“Sanders is kind of approaching it as a ‘one size fits all, working people are working people. My message resonates with Latinos, African Americans and any working person.’ He is not making a special pitch to Latinos,” said Herzik.
Traditionally candidates that come to Nevada to meet with Latino leaders address more than economic concerns Hispanics share with other groups. Herzik says they also discuss other issues such as discrimination and immigration.
“Clinton has done that, she has directly gone to Latino groups and tried to tailor a message as well as her general message,” said Herzik adding, “The culinary worker union is also the largest Latino political organization in the state, not usually seen that way but a great number of workers in the culinary union are Latino so immigration issues are important to them.”
According to the recent poll, 62% of Nevada Democratic caucus-goers have already decided on a candidate, with 25% still uncertain. The top issues for voters in the Silver State include the economy with 42% and health care at 19%.
“Nevada was at the bottom of states in terms of adults with medical insurance and we might as well have been at the bottom for kids with medical insurance, but ObamaCare changed all that. Nevada saw incredible growth in coverage for people,” said Herzik.
In the end, Herizk says it’s all about who actually turns out to cast a vote.

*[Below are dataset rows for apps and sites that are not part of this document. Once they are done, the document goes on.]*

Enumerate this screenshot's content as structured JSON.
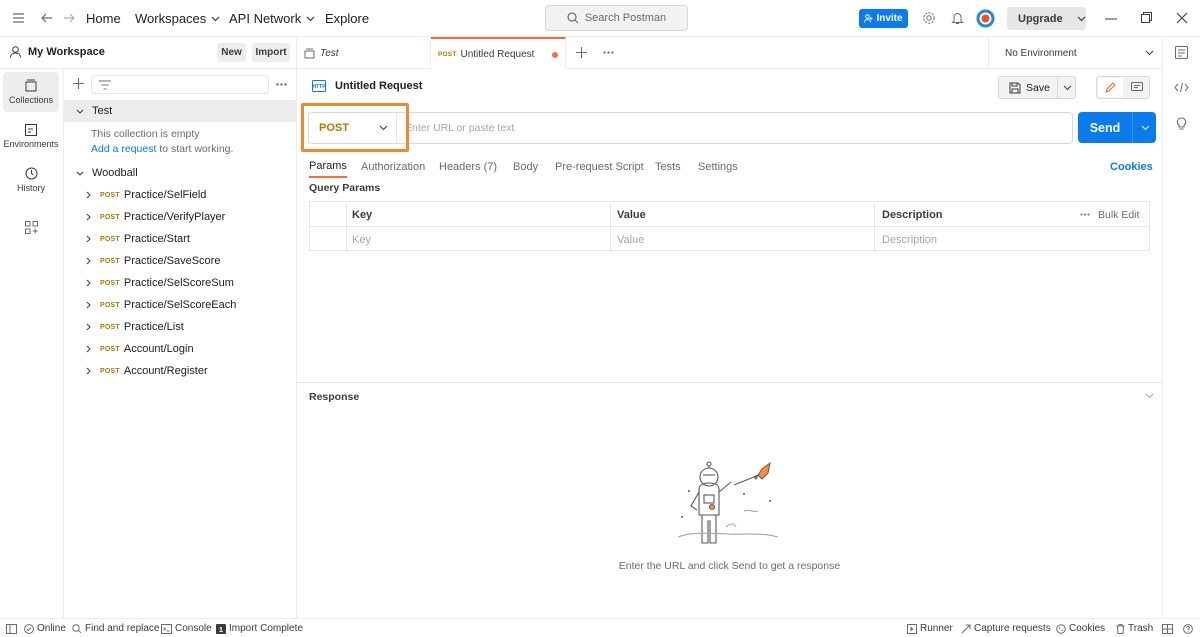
{
  "topbar": {
    "nav": {
      "home": "Home",
      "workspaces": "Workspaces",
      "api_network": "API Network",
      "explore": "Explore"
    },
    "search_placeholder": "Search Postman",
    "invite": "Invite",
    "upgrade": "Upgrade"
  },
  "workspace": {
    "name": "My Workspace",
    "new_label": "New",
    "import_label": "Import"
  },
  "rail": [
    {
      "label": "Collections",
      "icon": "collections-icon"
    },
    {
      "label": "Environments",
      "icon": "environments-icon"
    },
    {
      "label": "History",
      "icon": "history-icon"
    }
  ],
  "sidebar": {
    "collections": [
      {
        "name": "Test",
        "empty_text": "This collection is empty",
        "add_link": "Add a request",
        "add_rest": " to start working."
      },
      {
        "name": "Woodball",
        "requests": [
          {
            "method": "POST",
            "name": "Practice/SelField"
          },
          {
            "method": "POST",
            "name": "Practice/VerifyPlayer"
          },
          {
            "method": "POST",
            "name": "Practice/Start"
          },
          {
            "method": "POST",
            "name": "Practice/SaveScore"
          },
          {
            "method": "POST",
            "name": "Practice/SelScoreSum"
          },
          {
            "method": "POST",
            "name": "Practice/SelScoreEach"
          },
          {
            "method": "POST",
            "name": "Practice/List"
          },
          {
            "method": "POST",
            "name": "Account/Login"
          },
          {
            "method": "POST",
            "name": "Account/Register"
          }
        ]
      }
    ]
  },
  "tabs": [
    {
      "label": "Test",
      "method": ""
    },
    {
      "label": "Untitled Request",
      "method": "POST"
    }
  ],
  "environment": "No Environment",
  "request": {
    "title": "Untitled Request",
    "save_label": "Save",
    "method": "POST",
    "url_placeholder": "Enter URL or paste text",
    "send_label": "Send",
    "tabs": [
      "Params",
      "Authorization",
      "Headers (7)",
      "Body",
      "Pre-request Script",
      "Tests",
      "Settings"
    ],
    "cookies_label": "Cookies",
    "query_params_title": "Query Params",
    "columns": [
      "Key",
      "Value",
      "Description"
    ],
    "bulk_edit": "Bulk Edit",
    "row_placeholders": [
      "Key",
      "Value",
      "Description"
    ]
  },
  "response": {
    "title": "Response",
    "empty_text": "Enter the URL and click Send to get a response"
  },
  "statusbar": {
    "online": "Online",
    "find_replace": "Find and replace",
    "console": "Console",
    "import_complete": "Import Complete",
    "runner": "Runner",
    "capture": "Capture requests",
    "cookies": "Cookies",
    "trash": "Trash"
  },
  "colors": {
    "accent": "#097bed",
    "post": "#ad7a03",
    "tab_indicator": "#ff6c37",
    "highlight": "#f0882f"
  }
}
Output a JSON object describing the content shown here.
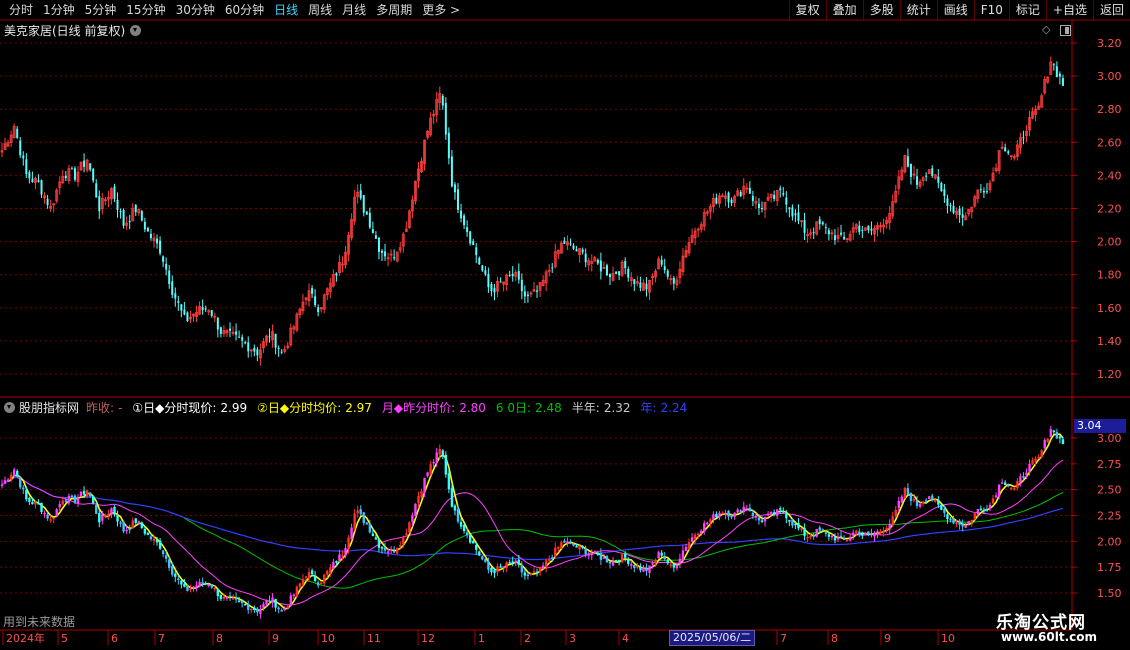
{
  "toolbar": {
    "timeframes": [
      "分时",
      "1分钟",
      "5分钟",
      "15分钟",
      "30分钟",
      "60分钟",
      "日线",
      "周线",
      "月线",
      "多周期",
      "更多 >"
    ],
    "active_index": 6,
    "tools": [
      "复权",
      "叠加",
      "多股",
      "统计",
      "画线",
      "F10",
      "标记",
      "+自选",
      "返回"
    ]
  },
  "main_panel": {
    "title": "美克家居(日线 前复权)",
    "y_ticks": [
      "3.20",
      "3.00",
      "2.80",
      "2.60",
      "2.40",
      "2.20",
      "2.00",
      "1.80",
      "1.60",
      "1.40",
      "1.20"
    ]
  },
  "indicator_panel": {
    "name": "股朋指标网",
    "prev_close_label": "昨收:",
    "prev_close_value": "-",
    "items": [
      {
        "label": "①日◆分时现价:",
        "value": "2.99",
        "color": "#ffffff"
      },
      {
        "label": "②日◆分时均价:",
        "value": "2.97",
        "color": "#ffff00"
      },
      {
        "label": "月◆昨分时价:",
        "value": "2.80",
        "color": "#ff40ff"
      },
      {
        "label": "6 0日:",
        "value": "2.48",
        "color": "#00c000"
      },
      {
        "label": "半年:",
        "value": "2.32",
        "color": "#c8c8c8"
      },
      {
        "label": "年:",
        "value": "2.24",
        "color": "#3040ff"
      }
    ],
    "current_price": "3.04",
    "y_ticks": [
      "3.00",
      "2.75",
      "2.50",
      "2.25",
      "2.00",
      "1.75",
      "1.50"
    ],
    "future_note": "用到未来数据"
  },
  "x_axis": {
    "labels": [
      "2024年",
      "5",
      "6",
      "7",
      "8",
      "9",
      "10",
      "11",
      "12",
      "1",
      "2",
      "3",
      "4",
      "5",
      "6",
      "7",
      "8",
      "9",
      "10"
    ],
    "selected_date": "2025/05/06/二"
  },
  "watermark": {
    "line1": "乐淘公式网",
    "line2": "www.60lt.com"
  },
  "colors": {
    "up": "#ff3c3c",
    "down": "#54ffff",
    "grid": "#7a0000",
    "axis": "#b00000",
    "ma_yellow": "#ffff00",
    "ma_magenta": "#ff40ff",
    "ma_green": "#00c000",
    "ma_blue": "#3040ff"
  },
  "chart_data": {
    "type": "candlestick",
    "close_trajectory": [
      2.55,
      2.7,
      2.4,
      2.35,
      2.2,
      2.42,
      2.4,
      2.5,
      2.2,
      2.32,
      2.1,
      2.2,
      2.05,
      1.95,
      1.7,
      1.52,
      1.58,
      1.6,
      1.45,
      1.42,
      1.38,
      1.33,
      1.45,
      1.32,
      1.5,
      1.7,
      1.6,
      1.75,
      1.9,
      2.3,
      2.15,
      1.95,
      1.9,
      2.05,
      2.4,
      2.7,
      2.9,
      2.3,
      2.1,
      1.9,
      1.7,
      1.75,
      1.8,
      1.65,
      1.7,
      1.85,
      2.0,
      1.95,
      1.9,
      1.85,
      1.8,
      1.85,
      1.75,
      1.72,
      1.9,
      1.72,
      1.95,
      2.1,
      2.2,
      2.3,
      2.25,
      2.35,
      2.2,
      2.25,
      2.3,
      2.15,
      2.05,
      2.1,
      2.05,
      2.0,
      2.1,
      2.05,
      2.1,
      2.2,
      2.5,
      2.35,
      2.45,
      2.3,
      2.2,
      2.15,
      2.3,
      2.35,
      2.6,
      2.5,
      2.7,
      2.8,
      3.1,
      2.95
    ]
  }
}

“Hillary Clinton has to push her people to the polls. Bernie Sanders does get the advantage of youthful enthusiasm, college students energizing a very liberal part of the party, which is less important in Nevada than in other states, but Sanders is hoping the momentum he has seen in Iowa and New Hampshire carries over,” said Herzik.